*About this task*.
When a line in the entries below contains the word "data", copy that line.

+-------+

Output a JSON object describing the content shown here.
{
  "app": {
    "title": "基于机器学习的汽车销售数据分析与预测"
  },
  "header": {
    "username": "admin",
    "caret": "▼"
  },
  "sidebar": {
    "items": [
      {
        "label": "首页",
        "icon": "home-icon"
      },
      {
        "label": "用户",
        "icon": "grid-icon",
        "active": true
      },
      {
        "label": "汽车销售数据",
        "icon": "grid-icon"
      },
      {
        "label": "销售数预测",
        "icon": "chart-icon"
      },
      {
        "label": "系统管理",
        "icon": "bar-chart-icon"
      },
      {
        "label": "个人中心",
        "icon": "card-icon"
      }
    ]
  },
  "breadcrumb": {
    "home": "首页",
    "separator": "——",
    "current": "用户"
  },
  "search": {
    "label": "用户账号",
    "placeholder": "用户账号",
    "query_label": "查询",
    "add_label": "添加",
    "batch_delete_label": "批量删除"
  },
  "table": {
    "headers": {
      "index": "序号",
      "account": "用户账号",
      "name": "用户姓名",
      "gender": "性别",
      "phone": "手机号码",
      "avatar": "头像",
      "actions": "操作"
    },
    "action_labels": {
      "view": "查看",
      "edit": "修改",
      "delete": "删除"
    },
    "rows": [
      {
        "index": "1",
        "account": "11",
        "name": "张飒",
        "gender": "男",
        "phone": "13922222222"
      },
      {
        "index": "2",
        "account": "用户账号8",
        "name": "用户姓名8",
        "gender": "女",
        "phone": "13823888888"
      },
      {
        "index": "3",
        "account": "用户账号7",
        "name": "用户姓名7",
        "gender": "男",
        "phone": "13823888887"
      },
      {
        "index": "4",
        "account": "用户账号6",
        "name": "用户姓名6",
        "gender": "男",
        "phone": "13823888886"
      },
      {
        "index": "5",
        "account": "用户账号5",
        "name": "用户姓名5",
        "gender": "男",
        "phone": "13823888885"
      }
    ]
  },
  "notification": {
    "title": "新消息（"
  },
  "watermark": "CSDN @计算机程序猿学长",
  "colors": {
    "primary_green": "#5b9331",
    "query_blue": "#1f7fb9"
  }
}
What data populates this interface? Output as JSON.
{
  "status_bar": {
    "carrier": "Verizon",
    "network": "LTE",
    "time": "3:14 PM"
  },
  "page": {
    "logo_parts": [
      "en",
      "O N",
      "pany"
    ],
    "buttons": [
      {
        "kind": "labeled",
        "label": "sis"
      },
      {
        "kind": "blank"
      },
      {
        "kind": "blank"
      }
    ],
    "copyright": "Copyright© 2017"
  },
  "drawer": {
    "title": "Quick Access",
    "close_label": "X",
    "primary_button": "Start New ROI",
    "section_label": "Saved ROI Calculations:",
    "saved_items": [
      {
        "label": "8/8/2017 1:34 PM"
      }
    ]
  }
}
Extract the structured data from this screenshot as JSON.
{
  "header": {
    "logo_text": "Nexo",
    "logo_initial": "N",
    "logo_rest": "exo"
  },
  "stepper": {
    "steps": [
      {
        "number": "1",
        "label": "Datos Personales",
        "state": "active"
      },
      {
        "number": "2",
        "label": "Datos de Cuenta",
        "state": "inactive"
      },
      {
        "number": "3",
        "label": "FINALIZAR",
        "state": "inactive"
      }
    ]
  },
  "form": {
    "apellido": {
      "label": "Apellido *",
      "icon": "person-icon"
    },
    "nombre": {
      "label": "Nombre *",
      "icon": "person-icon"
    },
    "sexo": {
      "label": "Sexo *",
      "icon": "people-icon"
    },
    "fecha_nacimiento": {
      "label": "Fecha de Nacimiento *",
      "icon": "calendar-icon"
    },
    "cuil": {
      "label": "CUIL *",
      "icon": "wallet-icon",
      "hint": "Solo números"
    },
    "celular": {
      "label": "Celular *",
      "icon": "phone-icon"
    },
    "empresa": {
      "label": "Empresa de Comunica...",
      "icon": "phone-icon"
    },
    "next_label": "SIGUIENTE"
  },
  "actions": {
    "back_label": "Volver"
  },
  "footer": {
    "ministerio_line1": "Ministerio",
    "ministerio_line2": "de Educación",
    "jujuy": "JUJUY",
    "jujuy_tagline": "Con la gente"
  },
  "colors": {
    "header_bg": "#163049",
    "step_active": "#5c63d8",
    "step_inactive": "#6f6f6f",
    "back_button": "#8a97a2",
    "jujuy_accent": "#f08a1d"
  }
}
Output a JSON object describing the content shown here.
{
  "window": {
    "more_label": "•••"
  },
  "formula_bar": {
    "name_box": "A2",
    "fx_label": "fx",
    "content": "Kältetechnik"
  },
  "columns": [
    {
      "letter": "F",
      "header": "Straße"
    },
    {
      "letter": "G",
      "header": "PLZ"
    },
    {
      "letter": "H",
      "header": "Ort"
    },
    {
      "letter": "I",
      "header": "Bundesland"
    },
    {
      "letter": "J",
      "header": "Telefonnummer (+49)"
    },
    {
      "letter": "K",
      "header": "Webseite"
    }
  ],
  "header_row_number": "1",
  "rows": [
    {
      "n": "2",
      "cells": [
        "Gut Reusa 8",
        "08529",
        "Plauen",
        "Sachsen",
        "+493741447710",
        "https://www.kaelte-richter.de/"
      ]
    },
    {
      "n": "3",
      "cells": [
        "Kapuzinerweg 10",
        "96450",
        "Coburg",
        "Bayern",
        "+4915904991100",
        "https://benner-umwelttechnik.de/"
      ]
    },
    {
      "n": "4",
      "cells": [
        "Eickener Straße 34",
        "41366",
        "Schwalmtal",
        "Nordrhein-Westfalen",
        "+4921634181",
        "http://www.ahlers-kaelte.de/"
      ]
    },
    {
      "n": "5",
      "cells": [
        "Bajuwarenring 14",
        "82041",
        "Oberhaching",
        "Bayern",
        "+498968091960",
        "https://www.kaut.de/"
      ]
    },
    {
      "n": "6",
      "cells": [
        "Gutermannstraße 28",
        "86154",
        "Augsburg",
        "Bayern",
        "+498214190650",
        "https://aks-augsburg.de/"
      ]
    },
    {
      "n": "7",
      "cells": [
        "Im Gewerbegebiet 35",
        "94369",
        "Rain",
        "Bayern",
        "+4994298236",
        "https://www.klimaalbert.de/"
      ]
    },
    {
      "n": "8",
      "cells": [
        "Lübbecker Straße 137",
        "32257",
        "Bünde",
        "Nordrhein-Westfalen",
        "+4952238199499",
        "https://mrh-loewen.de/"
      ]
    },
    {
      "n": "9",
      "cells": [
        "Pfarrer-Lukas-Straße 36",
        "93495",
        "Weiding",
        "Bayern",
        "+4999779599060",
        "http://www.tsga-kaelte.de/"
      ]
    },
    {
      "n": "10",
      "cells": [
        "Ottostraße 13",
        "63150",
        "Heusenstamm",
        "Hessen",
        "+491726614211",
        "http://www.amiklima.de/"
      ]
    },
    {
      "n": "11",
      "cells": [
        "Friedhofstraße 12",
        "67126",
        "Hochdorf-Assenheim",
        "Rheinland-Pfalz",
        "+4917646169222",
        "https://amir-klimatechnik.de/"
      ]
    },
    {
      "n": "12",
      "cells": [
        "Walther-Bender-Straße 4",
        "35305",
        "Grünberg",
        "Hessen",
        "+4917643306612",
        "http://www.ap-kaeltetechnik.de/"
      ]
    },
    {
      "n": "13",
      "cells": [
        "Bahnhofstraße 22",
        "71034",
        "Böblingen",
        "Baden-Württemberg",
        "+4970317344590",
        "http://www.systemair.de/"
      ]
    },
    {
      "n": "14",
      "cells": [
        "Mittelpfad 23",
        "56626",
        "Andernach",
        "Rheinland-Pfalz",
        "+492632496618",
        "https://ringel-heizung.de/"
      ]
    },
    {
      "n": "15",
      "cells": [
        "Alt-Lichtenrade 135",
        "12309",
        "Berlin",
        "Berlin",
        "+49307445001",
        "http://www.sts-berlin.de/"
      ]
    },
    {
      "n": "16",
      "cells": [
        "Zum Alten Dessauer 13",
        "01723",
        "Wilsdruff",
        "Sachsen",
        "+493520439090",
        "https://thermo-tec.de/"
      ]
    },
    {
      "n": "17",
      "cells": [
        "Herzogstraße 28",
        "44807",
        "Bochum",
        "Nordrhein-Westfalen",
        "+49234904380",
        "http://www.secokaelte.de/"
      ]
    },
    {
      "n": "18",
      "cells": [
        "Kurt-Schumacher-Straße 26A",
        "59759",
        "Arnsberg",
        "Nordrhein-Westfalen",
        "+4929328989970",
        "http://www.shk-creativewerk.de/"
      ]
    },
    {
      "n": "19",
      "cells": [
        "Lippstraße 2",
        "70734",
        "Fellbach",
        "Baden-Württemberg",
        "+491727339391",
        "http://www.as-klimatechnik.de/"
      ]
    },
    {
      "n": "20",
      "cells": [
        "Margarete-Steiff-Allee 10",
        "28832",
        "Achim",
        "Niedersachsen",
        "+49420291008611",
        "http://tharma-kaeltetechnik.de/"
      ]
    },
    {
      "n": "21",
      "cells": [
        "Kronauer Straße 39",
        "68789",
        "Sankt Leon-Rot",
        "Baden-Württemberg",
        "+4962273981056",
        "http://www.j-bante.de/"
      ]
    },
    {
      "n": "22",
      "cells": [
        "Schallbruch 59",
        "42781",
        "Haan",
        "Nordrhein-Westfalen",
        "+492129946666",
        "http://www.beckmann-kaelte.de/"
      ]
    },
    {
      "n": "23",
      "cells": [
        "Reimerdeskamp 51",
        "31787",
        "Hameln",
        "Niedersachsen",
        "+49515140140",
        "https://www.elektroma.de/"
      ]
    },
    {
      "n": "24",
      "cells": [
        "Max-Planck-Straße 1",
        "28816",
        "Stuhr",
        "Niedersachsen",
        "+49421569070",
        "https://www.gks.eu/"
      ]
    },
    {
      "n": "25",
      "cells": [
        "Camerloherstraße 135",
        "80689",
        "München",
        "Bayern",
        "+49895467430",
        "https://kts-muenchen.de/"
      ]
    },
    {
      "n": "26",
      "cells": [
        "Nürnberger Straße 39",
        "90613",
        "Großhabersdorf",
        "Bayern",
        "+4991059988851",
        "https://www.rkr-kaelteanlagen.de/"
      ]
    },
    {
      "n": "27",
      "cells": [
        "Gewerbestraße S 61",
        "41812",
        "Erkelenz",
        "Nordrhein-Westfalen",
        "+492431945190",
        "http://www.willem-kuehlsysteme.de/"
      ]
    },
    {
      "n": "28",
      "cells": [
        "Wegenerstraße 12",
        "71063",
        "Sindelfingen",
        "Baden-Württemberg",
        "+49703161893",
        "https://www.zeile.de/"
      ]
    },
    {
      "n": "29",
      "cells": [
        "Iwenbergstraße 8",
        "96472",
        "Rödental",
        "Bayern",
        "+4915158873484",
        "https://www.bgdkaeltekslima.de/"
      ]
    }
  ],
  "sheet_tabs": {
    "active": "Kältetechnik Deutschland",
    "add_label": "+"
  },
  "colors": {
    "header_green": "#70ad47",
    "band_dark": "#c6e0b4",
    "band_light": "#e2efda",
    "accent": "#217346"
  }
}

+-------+

*Solution to this task*.
What data populates this interface? Output as JSON.
Extract the structured data from this screenshot as JSON.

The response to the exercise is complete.